(ACTIVITY):
Write out each line of the records that has "レイアウトの基本" in it.

┏━━

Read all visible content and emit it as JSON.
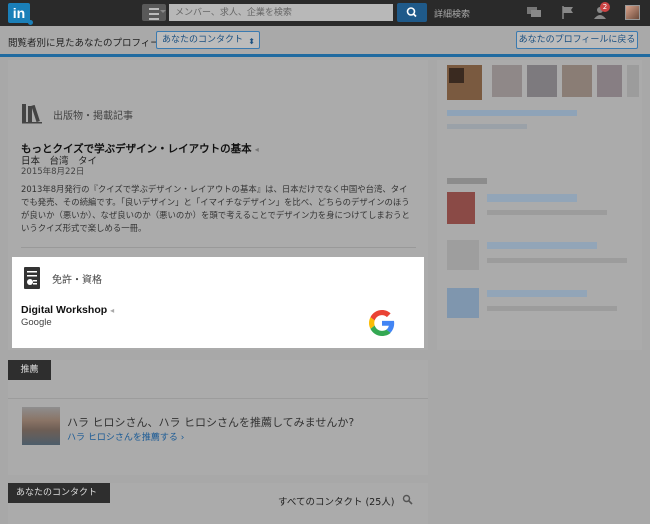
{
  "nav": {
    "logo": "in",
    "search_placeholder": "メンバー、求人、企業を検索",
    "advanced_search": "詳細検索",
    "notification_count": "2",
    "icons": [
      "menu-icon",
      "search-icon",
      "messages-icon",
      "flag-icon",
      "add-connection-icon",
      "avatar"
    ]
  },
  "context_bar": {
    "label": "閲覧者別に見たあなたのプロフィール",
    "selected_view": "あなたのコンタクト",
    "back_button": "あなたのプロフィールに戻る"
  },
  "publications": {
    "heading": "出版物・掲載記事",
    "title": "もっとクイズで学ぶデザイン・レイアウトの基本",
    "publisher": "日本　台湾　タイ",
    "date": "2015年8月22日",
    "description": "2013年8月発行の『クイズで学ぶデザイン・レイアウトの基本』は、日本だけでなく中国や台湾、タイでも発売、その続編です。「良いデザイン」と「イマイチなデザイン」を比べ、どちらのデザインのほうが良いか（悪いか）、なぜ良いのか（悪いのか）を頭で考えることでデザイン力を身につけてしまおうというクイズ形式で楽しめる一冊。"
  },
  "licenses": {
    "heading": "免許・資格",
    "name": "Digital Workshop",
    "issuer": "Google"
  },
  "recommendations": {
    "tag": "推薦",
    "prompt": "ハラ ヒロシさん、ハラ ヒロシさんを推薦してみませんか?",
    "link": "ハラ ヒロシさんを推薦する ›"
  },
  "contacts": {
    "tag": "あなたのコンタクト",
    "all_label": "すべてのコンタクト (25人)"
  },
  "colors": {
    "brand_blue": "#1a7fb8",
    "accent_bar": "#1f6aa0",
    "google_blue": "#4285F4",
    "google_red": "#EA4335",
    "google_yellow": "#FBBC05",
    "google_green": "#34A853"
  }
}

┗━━
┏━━

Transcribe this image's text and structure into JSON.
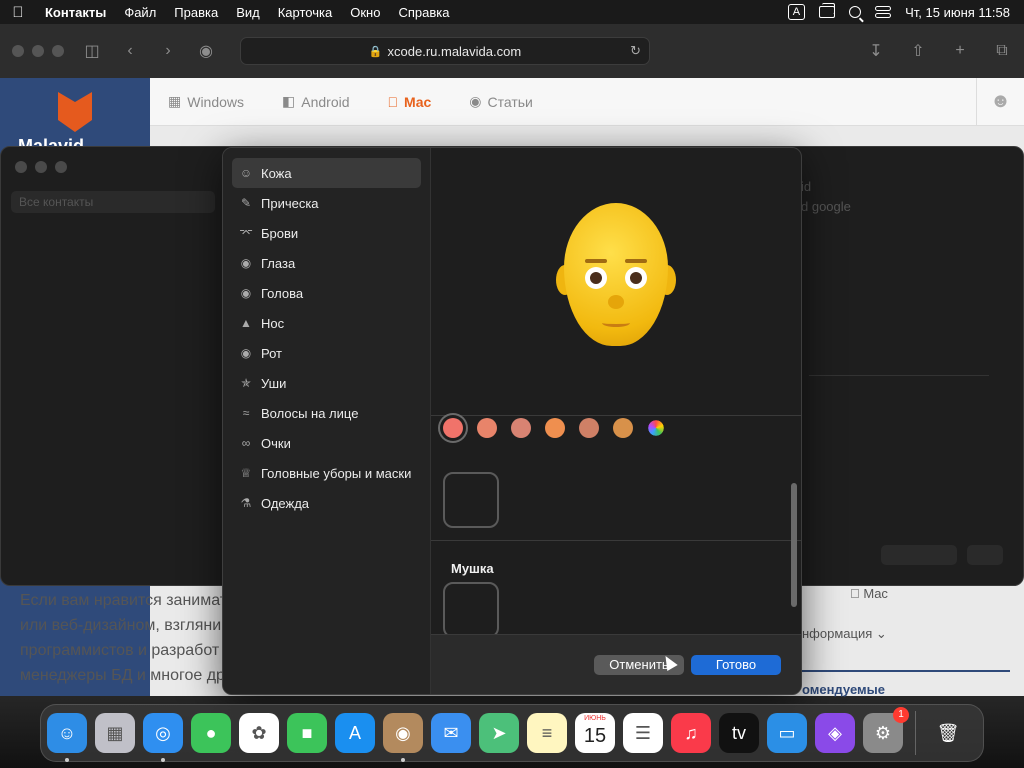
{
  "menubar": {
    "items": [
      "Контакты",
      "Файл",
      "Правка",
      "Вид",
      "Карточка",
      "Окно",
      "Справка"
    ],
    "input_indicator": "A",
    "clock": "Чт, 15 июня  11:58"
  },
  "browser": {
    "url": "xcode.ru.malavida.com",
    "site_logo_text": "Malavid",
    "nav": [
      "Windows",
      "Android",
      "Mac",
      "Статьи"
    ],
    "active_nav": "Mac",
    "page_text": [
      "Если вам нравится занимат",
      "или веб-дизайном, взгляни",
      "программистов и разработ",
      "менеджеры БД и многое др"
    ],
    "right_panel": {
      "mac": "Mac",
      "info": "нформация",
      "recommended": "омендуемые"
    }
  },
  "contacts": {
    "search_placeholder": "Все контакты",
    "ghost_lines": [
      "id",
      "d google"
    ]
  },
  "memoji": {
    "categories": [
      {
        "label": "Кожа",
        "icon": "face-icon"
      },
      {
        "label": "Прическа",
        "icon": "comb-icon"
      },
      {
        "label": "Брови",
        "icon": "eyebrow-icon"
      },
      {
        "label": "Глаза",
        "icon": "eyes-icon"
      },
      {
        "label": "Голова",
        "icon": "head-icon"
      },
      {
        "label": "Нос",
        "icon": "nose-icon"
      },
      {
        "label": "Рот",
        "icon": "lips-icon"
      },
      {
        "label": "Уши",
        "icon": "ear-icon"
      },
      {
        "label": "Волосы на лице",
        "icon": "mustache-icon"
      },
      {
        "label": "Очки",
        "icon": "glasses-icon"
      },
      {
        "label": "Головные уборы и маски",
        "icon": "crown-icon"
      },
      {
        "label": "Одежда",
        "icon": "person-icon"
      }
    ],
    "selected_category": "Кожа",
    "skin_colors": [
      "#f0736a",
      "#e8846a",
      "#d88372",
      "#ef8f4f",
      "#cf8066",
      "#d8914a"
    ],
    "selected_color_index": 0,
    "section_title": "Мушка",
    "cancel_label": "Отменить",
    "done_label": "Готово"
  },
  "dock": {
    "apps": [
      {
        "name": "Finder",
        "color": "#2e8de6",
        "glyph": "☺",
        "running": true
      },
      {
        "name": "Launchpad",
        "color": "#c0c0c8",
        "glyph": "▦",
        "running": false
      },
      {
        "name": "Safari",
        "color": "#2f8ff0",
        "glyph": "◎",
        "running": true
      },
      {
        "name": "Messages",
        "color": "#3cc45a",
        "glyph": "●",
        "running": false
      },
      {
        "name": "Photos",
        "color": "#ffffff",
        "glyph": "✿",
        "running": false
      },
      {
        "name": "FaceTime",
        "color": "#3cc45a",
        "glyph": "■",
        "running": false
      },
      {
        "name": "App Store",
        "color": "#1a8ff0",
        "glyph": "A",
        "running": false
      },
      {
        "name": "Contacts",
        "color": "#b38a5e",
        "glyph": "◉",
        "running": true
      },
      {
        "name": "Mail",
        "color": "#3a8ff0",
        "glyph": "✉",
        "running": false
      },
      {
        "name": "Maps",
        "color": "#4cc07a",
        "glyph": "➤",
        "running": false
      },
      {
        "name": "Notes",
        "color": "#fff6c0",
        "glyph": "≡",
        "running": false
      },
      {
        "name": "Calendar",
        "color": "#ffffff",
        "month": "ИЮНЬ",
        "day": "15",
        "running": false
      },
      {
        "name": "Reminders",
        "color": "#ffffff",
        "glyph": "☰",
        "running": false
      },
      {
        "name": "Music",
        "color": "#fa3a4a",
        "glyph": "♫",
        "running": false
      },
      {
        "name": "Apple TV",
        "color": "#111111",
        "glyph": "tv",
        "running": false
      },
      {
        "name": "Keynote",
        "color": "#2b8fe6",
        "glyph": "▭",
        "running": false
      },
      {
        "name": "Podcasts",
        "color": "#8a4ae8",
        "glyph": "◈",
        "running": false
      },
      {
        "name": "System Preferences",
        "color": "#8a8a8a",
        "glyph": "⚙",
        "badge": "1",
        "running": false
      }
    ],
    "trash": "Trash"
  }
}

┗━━

(RESULT OF THIS EXERCISE):
    "title": "もっとクイズで学ぶデザイン・レイアウトの基本",
    "description": "2013年8月発行の『クイズで学ぶデザイン・レイアウトの基本』は、日本だけでなく中国や台湾、タイでも発売、その続編です。「良いデザイン」と「イマイチなデザイン」を比べ、どちらのデザインのほうが良いか（悪いか）、なぜ良いのか（悪いのか）を頭で考えることでデザイン力を身につけてしまおうというクイズ形式で楽しめる一冊。"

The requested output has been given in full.